fake ai generated faces

Fake faces, created from scratch by artificial intelligence, have fewer and fewer flaws, making them sometimes undetectable to a human.

The “fake faces” or synthetic faces are now more imperceptible to a human being. A study conducted by the University of Texas asked several hundred people to distinguish real people from faces generated by an algorithm.

Fake AI generated faces are harder to recognise than ever!

The study’s process is interesting. A first group of 315 subjects was asked, on two portraits next to each other, which one was fake. The same request was made to a second group of 219 people who were briefly trained to identify fake faces, including the defects left by the artificial intelligence in certain places. A third and final group of 233 participants rated the reliability of the 128 images presented to the first two groups, on a scale of 1 to 7.

In their answers, the subjects of the first group obtained less than one correct answer out of two (48.2%). For the second group, better prepared, the percentage increases slightly to 59% of correct answers. Finally, the ratings of the last group give on average a higher reliability rating to the fake faces (4.82) than to the real people (4.48).

“We’re not saying that every image generated is indistinguishable from a real face, but a significant number of them are,” laments study co-author Sophie Nightingalen. She is also concerned about the ease of access to the technologies that allow the creation of these synthetic portraits. She is not wrong.

Almost two years ago, during the presidential elections in the United States, a 17-year-old American boy created a fake profile of a fake candidate on Twitter. The mysterious Andrew Walz had a profile picture from the website, which, as its name suggests, presents portraits generated by artificial intelligence.
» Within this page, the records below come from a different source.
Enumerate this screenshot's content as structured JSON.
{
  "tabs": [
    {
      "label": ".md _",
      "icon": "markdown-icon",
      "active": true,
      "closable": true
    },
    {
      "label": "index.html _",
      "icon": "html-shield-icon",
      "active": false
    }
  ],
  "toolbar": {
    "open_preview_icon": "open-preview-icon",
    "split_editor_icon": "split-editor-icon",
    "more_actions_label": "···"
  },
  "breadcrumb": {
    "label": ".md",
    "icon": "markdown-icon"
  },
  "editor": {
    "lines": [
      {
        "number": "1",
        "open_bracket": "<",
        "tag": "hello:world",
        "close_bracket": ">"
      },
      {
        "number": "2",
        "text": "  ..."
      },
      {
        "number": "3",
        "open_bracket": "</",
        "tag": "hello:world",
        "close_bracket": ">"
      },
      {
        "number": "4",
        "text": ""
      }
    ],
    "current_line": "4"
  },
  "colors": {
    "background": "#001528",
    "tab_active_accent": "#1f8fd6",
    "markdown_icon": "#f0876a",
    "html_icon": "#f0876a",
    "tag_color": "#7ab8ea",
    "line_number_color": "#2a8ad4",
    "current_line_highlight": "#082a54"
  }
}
Twitter eventually certified his profile before being alerted by the media coverage of the deception.

In their conclusions, the two co-authors encourage “those developing these technologies to ask themselves whether the associated risks outweigh the benefits. If so, then we discourage the development of a technology simply because it works.”